The Social CEO Part One: Most CEOs Are Not Social
I gave a speech at Forrester’s Marketing Forum last week in Los Angeles on “The Social CEO” — why and how CEOs could use social. My talk answered four questions: 1) How many CEOs are social now? 2) Why are current CEOs not social? 3) Should CEOs be social? and 4) How can the CEO become social? I will answer these questions in four posts, starting with the first:
How many CEOs are social now?
Very few, at least in the pantheon of large companies. Here’s the research:
1) None of the CEOs of Fortune Magazine’s top 100 global corporations have a social profile. We found six defunct Twitter accounts, and one Japanese-language blog. We could discover no obvious presence for any of the 100 CEOs on Facebook or LinkedIn.

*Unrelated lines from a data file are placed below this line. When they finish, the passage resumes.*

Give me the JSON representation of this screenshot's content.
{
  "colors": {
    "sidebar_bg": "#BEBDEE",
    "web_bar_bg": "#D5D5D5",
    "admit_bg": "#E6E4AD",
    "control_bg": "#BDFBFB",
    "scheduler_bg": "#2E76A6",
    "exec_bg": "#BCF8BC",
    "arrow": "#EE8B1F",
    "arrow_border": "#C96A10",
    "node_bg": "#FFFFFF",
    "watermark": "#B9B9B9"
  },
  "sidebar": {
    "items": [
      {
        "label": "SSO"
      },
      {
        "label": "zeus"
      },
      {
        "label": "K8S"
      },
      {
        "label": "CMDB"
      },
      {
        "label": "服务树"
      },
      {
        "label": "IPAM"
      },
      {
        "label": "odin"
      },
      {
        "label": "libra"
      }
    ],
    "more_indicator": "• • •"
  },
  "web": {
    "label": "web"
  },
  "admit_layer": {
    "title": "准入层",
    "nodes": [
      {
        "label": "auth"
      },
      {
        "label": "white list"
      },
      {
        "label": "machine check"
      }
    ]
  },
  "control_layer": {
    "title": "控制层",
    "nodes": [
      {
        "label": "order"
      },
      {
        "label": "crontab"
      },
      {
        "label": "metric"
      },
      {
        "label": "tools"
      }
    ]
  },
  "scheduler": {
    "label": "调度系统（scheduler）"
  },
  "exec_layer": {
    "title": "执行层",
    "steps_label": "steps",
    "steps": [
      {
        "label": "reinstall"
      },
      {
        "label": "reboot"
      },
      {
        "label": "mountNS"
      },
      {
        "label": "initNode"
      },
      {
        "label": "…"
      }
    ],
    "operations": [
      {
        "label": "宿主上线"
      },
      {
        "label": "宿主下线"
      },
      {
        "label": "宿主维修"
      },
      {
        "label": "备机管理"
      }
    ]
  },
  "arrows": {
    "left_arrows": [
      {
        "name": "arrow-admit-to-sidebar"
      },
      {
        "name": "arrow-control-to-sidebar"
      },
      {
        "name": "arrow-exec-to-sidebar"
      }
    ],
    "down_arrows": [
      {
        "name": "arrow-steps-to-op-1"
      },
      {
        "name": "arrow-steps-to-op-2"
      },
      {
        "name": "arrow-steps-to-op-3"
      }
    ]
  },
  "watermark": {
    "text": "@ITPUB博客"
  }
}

2) The CEOs of the tech companies had negligible social presences. Eric Schmidt of Google is an infrequent Twitterer and is not a blogger; Steve Ballmer at Microsoft has no blog and no Twitter account; Michael Dell is on Twitter but is not an external blogger; Mark Hurd of HP, Sam Palmisano at IBM, Steve Jobs of Apple, and Larry Ellison of Oracle have no Twitter, Facebook, LinkedIn, or blog presences that we could find.
3) How about the CEOs of the social companies? Mark Zuckerberg of Facebook is active on his platform but doesn’t blog and infrequently visits Twitter. Evan Williams of Twitter Tweets several times per day and blogs, but hasn’t posted in 2010. Jeff Weiner, CEO of LinkedIn uses Twitter several times per week and posts to the LinkedIn corporate blog. Mike Jones, co-CEO of MySpace is on Twitter several times per week and has a blog (though no posts this year).
Even President Obama, who appears to post to Twitter several times per day, isn’t truly social.
Now admittedly I am sampling a small universe of CEOs (the largest and the most techie). And there are some very good CEO blogs — two of my favorites are Michael Hyatt’s (the CEO of Thomas Nelson Publishers), and Bill Marriott’s (CEO of Marriott).
But after analyzing and searching, we have concluded that most CEOs are not using social tools.
Tune in to my next post when we answer the question: “Why?”
In the meantime, let me know of any CEOs who you think effectively use social — I’m sure I’ve missed some good ones.